Surprisingly, this is not the ultra-low budget film one might expect. The producers clearly spotted a niche in the market and have backed their horse handsomely (for the genre). For a film that is essentially "Samurai vs Marines" it has some nice costumes and good effects. There's lots of explosions, some Apache's getting hit with surface to air missiles and even a volcano. OK, it's not going to compete with Mission Impossible 3 or anything, but given the obvious handicap of the script, they've done alright.
I would recommend drinking heavily before watching this film. Also, it's utterly devoid of humour, so you'll need to find some of your own. Trust me, it's not difficult.
There is a great bonus extra on the DVD, a sort of mini-documentary covering the movie's promotion (referred to as a 'presentation' for some reason) which was planned like a military operation. That is to say, real soldiers in real APC's drive into Tokyo and park on a bit of red carpet while the star tells the assembled press what a great film it is. The lieutenant in charge is filmed giving some directions to his men, who spend most of their time coughing and fidgeting. I always thought the Japanese Army would be masters of discipline, but these guys are more like Kelly's Heroes. Despite being a rag-tag bunch, the Army takes itself incredibly seriously so the mission, essentially 'some vehicles driving down the motorway' is treated like a patrol in Basra.

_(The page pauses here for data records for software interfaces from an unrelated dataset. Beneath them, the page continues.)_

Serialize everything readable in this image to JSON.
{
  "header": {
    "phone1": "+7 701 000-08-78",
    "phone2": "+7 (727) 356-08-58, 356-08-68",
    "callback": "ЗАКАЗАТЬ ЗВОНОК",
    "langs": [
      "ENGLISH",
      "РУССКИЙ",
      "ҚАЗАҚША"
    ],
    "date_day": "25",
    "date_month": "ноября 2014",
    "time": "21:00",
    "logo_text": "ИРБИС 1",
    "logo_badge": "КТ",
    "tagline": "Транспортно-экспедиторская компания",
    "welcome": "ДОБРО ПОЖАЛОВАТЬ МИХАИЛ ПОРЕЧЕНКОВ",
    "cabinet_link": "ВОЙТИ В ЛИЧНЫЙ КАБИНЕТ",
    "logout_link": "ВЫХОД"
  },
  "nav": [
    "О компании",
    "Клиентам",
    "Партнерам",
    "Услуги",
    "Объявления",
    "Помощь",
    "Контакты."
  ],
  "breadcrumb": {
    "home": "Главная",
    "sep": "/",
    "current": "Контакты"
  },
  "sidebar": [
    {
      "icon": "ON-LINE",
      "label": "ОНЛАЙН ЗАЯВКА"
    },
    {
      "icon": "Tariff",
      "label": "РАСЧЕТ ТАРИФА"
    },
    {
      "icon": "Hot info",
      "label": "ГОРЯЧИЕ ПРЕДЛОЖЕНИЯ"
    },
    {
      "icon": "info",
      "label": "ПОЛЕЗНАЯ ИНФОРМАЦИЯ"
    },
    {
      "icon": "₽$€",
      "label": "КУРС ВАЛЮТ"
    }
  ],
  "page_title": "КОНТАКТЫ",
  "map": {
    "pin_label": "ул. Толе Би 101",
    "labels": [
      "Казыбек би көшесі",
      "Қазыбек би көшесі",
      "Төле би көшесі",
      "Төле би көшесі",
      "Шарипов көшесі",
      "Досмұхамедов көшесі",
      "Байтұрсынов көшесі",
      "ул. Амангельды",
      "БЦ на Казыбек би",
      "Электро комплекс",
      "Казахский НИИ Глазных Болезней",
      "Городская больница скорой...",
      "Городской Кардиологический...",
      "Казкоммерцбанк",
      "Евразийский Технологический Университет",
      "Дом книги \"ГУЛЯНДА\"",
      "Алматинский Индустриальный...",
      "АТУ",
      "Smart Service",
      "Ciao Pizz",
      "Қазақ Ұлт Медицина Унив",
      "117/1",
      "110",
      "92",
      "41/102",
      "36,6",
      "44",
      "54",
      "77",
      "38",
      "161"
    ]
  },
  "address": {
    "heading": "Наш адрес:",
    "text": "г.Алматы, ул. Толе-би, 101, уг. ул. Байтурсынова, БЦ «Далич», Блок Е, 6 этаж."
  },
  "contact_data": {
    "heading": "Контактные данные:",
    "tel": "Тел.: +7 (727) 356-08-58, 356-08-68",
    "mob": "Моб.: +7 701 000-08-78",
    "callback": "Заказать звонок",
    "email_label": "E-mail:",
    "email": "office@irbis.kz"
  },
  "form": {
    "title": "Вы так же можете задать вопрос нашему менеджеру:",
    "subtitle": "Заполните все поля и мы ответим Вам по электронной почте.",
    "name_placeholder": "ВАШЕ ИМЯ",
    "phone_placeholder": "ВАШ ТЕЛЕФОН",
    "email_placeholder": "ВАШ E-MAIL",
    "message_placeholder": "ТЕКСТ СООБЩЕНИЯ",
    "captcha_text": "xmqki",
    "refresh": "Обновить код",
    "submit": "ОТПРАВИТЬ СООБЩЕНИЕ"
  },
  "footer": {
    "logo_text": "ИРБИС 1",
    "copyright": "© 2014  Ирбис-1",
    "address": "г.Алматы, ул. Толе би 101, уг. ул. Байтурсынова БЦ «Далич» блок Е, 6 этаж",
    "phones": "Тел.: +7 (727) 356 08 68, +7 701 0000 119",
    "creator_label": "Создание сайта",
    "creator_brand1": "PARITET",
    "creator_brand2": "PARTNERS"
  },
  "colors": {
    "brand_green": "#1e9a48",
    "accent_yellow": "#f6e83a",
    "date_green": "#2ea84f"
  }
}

One other thing - the promotional literature announces the flim as "Akira Kurosawa meets Francis Ford Coppola". That must be assuming that the two great men met and wrestled around in a pile of shit.